Earlier this week Matt Cutts of Google published a very interesting and informative entry on his blog, Matt Cutts: Gadgets, Google and SEO. The article, Q & A thread: March 27, 2006, is a series of questions and answers originating from comments raised by readers of his blog.

By the end of this week the Bigdaddy upgrade should be complete across all Google data centres. The Bigdaddy upgrade has introduced a new Googlebot, so if you’re checking visitor stats to your web site the Googlebot now has a User-Agent of ‘Mozilla/5.0 (compatible; Googlebot/2.1; +’. Now things are settling down after Bigdaddy, Matt is going to request that a new set of PageRanks is made visible in the next couple of weeks. This is subject to there being no logistical obstacles.
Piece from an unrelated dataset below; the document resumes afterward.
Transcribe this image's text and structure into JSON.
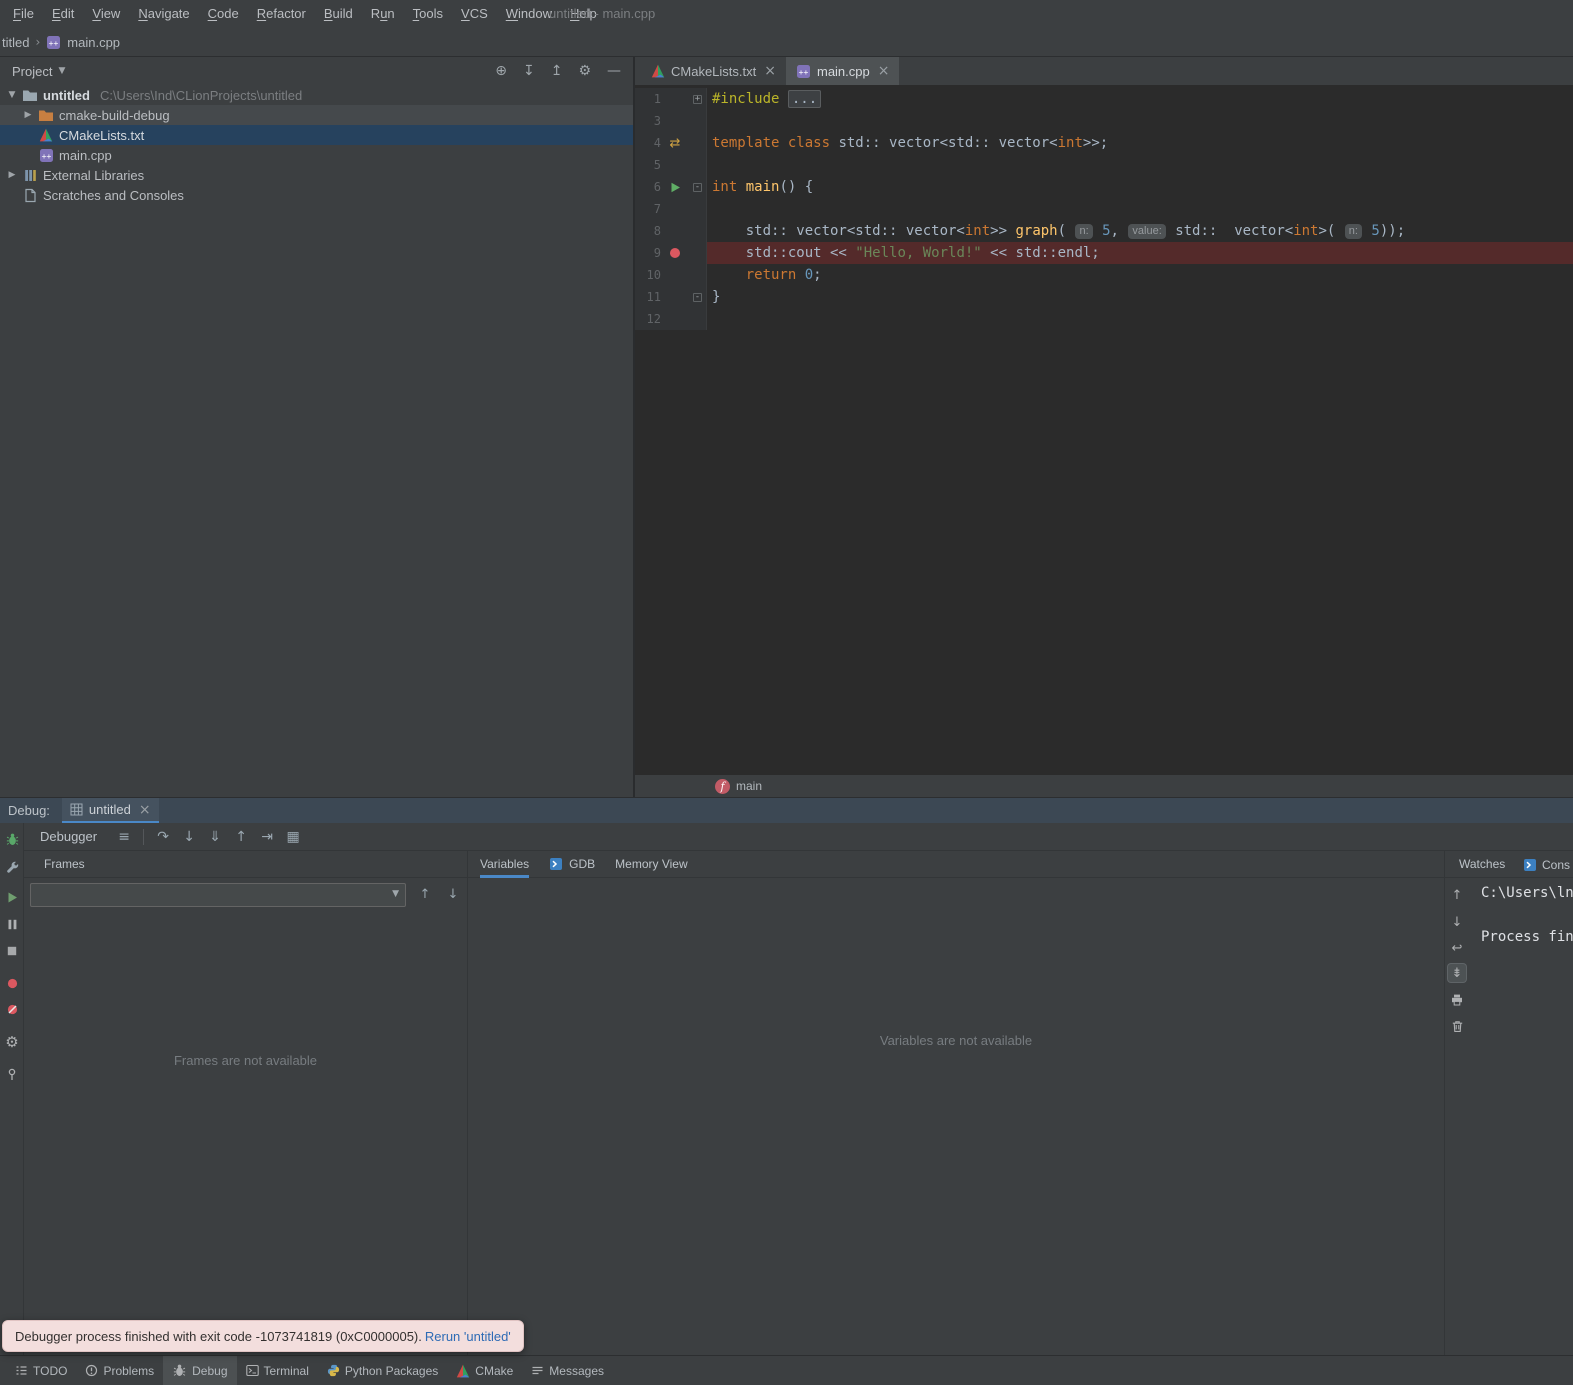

An interesting point made was the fact that one of the “classic crawling strategies that Google has used is the amount of PageRank on your pages”. This means that even if your site has been up and running for a couple of years, or that you actively employ sitemap, Google won’t automatically crawl every page. PageRank has been used to help the Google systems decide how often and deep the robots should look at your web site. Matt mentions that getting good quality links would probably help Google know to crawl your site deeper, which is part of our SEO subscription on both SEO4Biz and SEO2U. Another important comment made at this point was one about parameters on URLs. Now traditionally it has been encouraged not to use parameters and therefore, dynamic pages, unless you really have to. Matt states that you should review the URLs for the unindexed pages and see if they have lots of parameters, as Google “typically prefer URLs with 1-2 parameters”. This means dynamic pages are Ok, but the site needs to be set up to make sure there aren’t excessive parameters. Also, the links to the unindexed pages may be causing the issue. These links should be easy to follow static text links, no Flash, JavaScript, AJAX, cookies, frames, etc. as all of these are difficult for the robots to index.
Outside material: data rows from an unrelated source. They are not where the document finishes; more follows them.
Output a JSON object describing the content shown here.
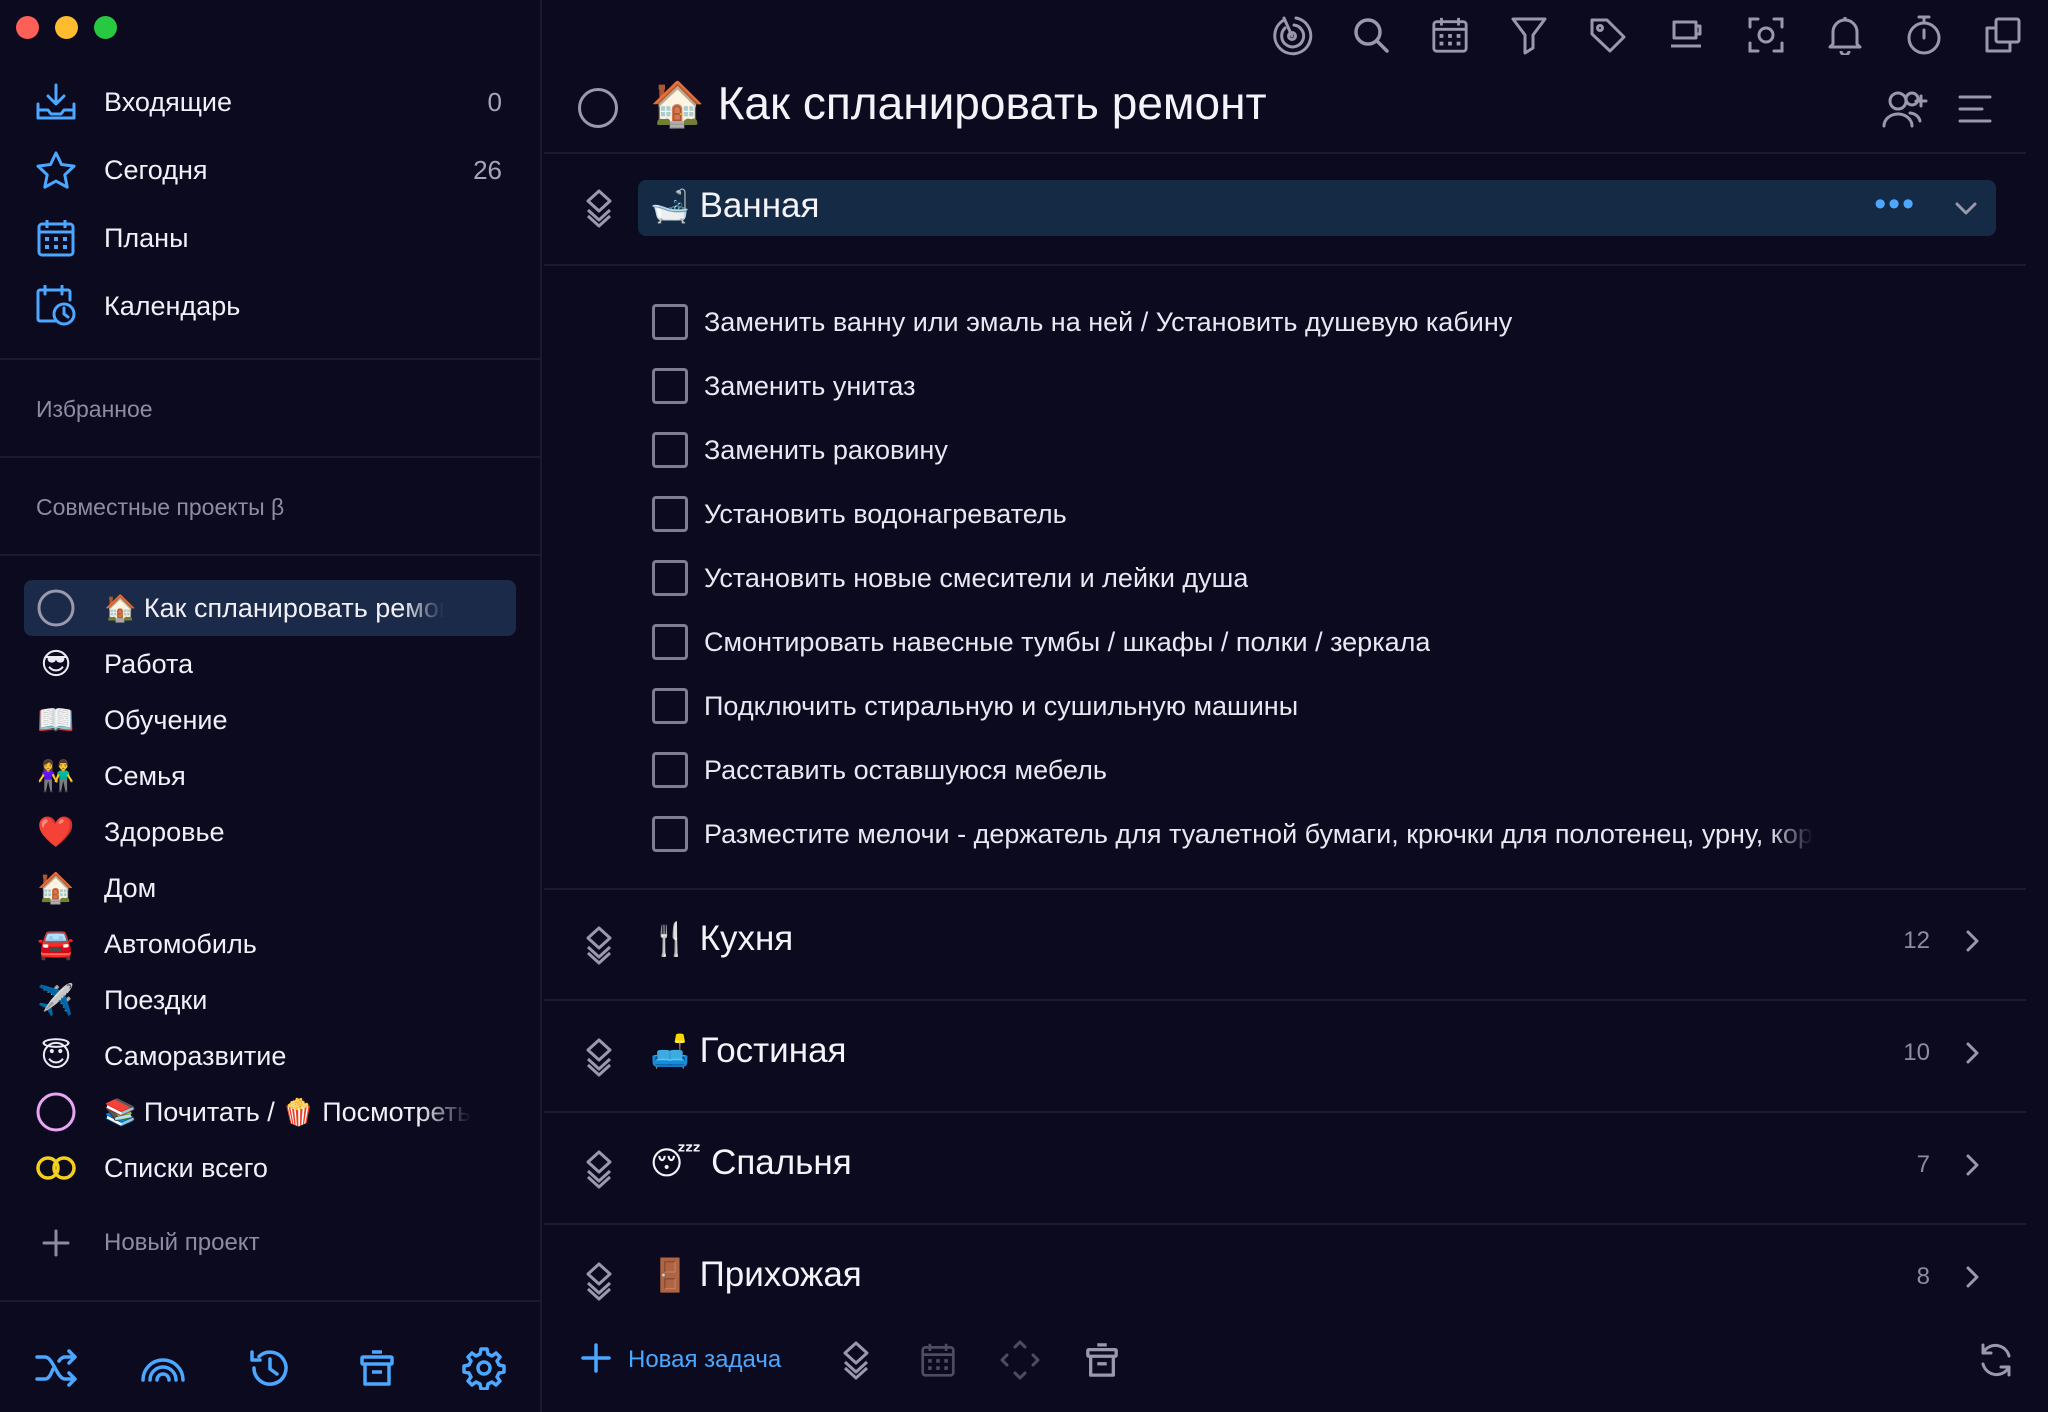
{
  "colors": {
    "accent": "#4ba7ff",
    "background": "#0c0a1f",
    "selected": "#1a2a48"
  },
  "sidebar": {
    "nav": [
      {
        "icon": "inbox-icon",
        "label": "Входящие",
        "count": "0"
      },
      {
        "icon": "star-icon",
        "label": "Сегодня",
        "count": "26"
      },
      {
        "icon": "calendar-grid-icon",
        "label": "Планы"
      },
      {
        "icon": "calendar-clock-icon",
        "label": "Календарь"
      }
    ],
    "favorites_label": "Избранное",
    "shared_label": "Совместные проекты β",
    "projects": [
      {
        "icon": "circle-icon",
        "emoji": "🏠",
        "label": "Как спланировать ремонт",
        "active": true
      },
      {
        "icon": "sunglasses-emoji",
        "emoji": "😎",
        "label": "Работа"
      },
      {
        "icon": "book-emoji",
        "emoji": "📖",
        "label": "Обучение"
      },
      {
        "icon": "family-emoji",
        "emoji": "👫",
        "label": "Семья"
      },
      {
        "icon": "heart-emoji",
        "emoji": "❤️",
        "label": "Здоровье"
      },
      {
        "icon": "house-emoji",
        "emoji": "🏠",
        "label": "Дом"
      },
      {
        "icon": "car-emoji",
        "emoji": "🚘",
        "label": "Автомобиль"
      },
      {
        "icon": "airplane-emoji",
        "emoji": "✈️",
        "label": "Поездки"
      },
      {
        "icon": "angel-emoji",
        "emoji": "😇",
        "label": "Саморазвитие"
      },
      {
        "icon": "circle-pink-icon",
        "label_parts": [
          "📚",
          "Почитать / ",
          "🍿",
          "Посмотреть"
        ]
      },
      {
        "icon": "infinity-icon",
        "label": "Списки всего"
      }
    ],
    "new_project_label": "Новый проект",
    "bottom_icons": [
      "shuffle-icon",
      "rainbow-icon",
      "history-icon",
      "trash-icon",
      "settings-gear-icon"
    ]
  },
  "toolbar": {
    "icons": [
      "focus-target-icon",
      "search-icon",
      "calendar-icon",
      "filter-icon",
      "tag-icon",
      "coffee-icon",
      "screenshot-icon",
      "bell-icon",
      "timer-icon",
      "copy-windows-icon"
    ]
  },
  "project": {
    "emoji": "🏠",
    "title": "Как спланировать ремонт"
  },
  "sections": [
    {
      "emoji": "🛁",
      "name": "Ванная",
      "expanded": true
    },
    {
      "emoji": "🍴",
      "name": "Кухня",
      "count": "12"
    },
    {
      "emoji": "🛋️",
      "name": "Гостиная",
      "count": "10"
    },
    {
      "emoji": "😴",
      "name": "Спальня",
      "count": "7"
    },
    {
      "emoji": "🚪",
      "name": "Прихожая",
      "count": "8"
    }
  ],
  "tasks": [
    "Заменить ванну или эмаль на ней / Установить душевую кабину",
    "Заменить унитаз",
    "Заменить раковину",
    "Установить водонагреватель",
    "Установить новые смесители и лейки душа",
    "Смонтировать навесные тумбы / шкафы / полки / зеркала",
    "Подключить стиральную и сушильную машины",
    "Расставить оставшуюся мебель",
    "Разместите мелочи - держатель для туалетной бумаги, крючки для полотенец, урну, кор"
  ],
  "bottombar": {
    "new_task_label": "Новая задача"
  }
}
A question was asked about, what is the best way to set up sites with content in different languages? Should one use several TLDs (Top Level Domains) such as,,, etc. or subdomains;,, or even keep the one TLD and simple extend the folder structure;, This question can be extended to setting up separate semi-related sites to your main domain, e.g. if you are selling new widgets on your main site, and decide to start selling second hand used widgets, but would like to advertise as a separate web site with links between the two, sub domains will be perfect. This is because, although the content will be small, Google will recognise it as part of the same TLD and not declare it as a portal or doorway page. Matt recommends starting with sub domains when you only have a small amount of information to publish for that particular language or section of the site. Once you have a substantial amount of content, move to separate domains.
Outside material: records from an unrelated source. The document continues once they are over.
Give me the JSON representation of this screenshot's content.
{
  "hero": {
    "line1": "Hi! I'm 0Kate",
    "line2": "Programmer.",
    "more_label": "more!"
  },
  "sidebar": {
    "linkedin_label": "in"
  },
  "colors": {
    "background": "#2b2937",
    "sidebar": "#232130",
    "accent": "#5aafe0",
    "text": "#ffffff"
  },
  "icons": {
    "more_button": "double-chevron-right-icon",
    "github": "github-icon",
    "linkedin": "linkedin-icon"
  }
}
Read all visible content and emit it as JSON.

It’s always useful to take note of the information Matt slips into his blog. There is more info on his site and we would strongly recommend all those responsible for the web site in your business take some time out and check his comments and those of his readers.

At Futuresys we always take time to review what’s happening in the world of search engine optimisation. We use this information to help our customers succeed without using black hat techniques which would ultimately get them knocked out of the search engine indexes. After all, your business depends on our ability to make you web site successful, our business depends on your web site being successful.